Dataset rows for apps and sites
----

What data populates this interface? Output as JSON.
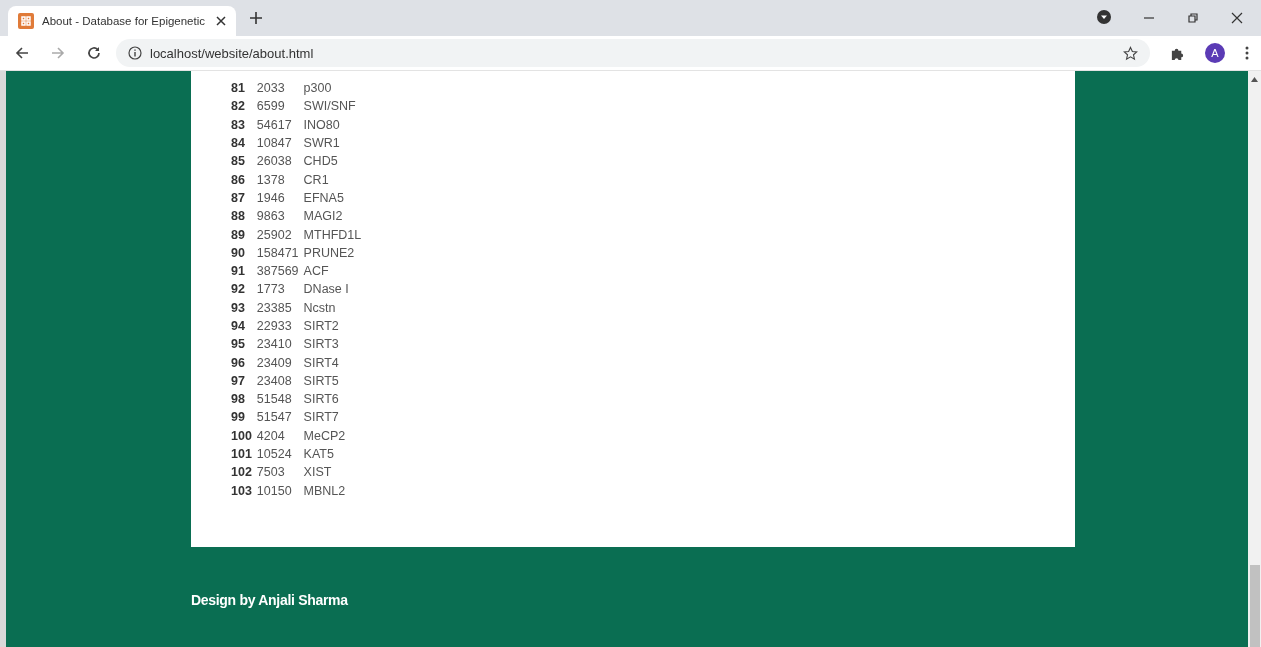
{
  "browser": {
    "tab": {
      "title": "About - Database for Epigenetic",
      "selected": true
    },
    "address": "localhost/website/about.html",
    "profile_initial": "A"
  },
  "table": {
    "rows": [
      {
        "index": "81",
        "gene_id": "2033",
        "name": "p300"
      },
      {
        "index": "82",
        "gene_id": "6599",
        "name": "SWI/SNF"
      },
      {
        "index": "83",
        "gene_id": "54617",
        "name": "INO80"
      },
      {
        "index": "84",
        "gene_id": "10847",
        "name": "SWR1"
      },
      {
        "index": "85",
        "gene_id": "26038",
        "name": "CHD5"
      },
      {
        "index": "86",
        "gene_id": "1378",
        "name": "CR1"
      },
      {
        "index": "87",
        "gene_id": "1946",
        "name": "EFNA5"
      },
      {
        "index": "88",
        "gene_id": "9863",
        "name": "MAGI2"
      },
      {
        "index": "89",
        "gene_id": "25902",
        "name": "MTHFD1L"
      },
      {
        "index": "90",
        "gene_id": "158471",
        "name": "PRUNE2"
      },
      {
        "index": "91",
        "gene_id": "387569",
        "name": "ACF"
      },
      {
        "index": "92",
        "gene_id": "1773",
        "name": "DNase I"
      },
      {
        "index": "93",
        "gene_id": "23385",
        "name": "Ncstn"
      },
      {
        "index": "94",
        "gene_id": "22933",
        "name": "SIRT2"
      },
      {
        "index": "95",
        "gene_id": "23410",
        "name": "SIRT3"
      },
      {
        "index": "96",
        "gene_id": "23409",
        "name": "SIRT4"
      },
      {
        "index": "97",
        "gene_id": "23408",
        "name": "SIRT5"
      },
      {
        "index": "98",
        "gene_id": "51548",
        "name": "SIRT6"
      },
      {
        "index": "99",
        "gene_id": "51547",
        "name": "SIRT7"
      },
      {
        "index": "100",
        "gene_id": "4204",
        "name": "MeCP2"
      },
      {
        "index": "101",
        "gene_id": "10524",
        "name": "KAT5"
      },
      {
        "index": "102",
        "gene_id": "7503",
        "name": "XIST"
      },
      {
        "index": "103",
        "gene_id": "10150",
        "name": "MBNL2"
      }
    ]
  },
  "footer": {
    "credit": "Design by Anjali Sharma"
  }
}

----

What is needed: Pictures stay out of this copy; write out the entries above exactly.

Problem solution:
What data populates this interface? Output as JSON.
{
  "browser": {
    "tab": {
      "title": "About - Database for Epigenetic",
      "selected": true
    },
    "address": "localhost/website/about.html",
    "profile_initial": "A"
  },
  "table": {
    "rows": [
      {
        "index": "81",
        "gene_id": "2033",
        "name": "p300"
      },
      {
        "index": "82",
        "gene_id": "6599",
        "name": "SWI/SNF"
      },
      {
        "index": "83",
        "gene_id": "54617",
        "name": "INO80"
      },
      {
        "index": "84",
        "gene_id": "10847",
        "name": "SWR1"
      },
      {
        "index": "85",
        "gene_id": "26038",
        "name": "CHD5"
      },
      {
        "index": "86",
        "gene_id": "1378",
        "name": "CR1"
      },
      {
        "index": "87",
        "gene_id": "1946",
        "name": "EFNA5"
      },
      {
        "index": "88",
        "gene_id": "9863",
        "name": "MAGI2"
      },
      {
        "index": "89",
        "gene_id": "25902",
        "name": "MTHFD1L"
      },
      {
        "index": "90",
        "gene_id": "158471",
        "name": "PRUNE2"
      },
      {
        "index": "91",
        "gene_id": "387569",
        "name": "ACF"
      },
      {
        "index": "92",
        "gene_id": "1773",
        "name": "DNase I"
      },
      {
        "index": "93",
        "gene_id": "23385",
        "name": "Ncstn"
      },
      {
        "index": "94",
        "gene_id": "22933",
        "name": "SIRT2"
      },
      {
        "index": "95",
        "gene_id": "23410",
        "name": "SIRT3"
      },
      {
        "index": "96",
        "gene_id": "23409",
        "name": "SIRT4"
      },
      {
        "index": "97",
        "gene_id": "23408",
        "name": "SIRT5"
      },
      {
        "index": "98",
        "gene_id": "51548",
        "name": "SIRT6"
      },
      {
        "index": "99",
        "gene_id": "51547",
        "name": "SIRT7"
      },
      {
        "index": "100",
        "gene_id": "4204",
        "name": "MeCP2"
      },
      {
        "index": "101",
        "gene_id": "10524",
        "name": "KAT5"
      },
      {
        "index": "102",
        "gene_id": "7503",
        "name": "XIST"
      },
      {
        "index": "103",
        "gene_id": "10150",
        "name": "MBNL2"
      }
    ]
  },
  "footer": {
    "credit": "Design by Anjali Sharma"
  }
}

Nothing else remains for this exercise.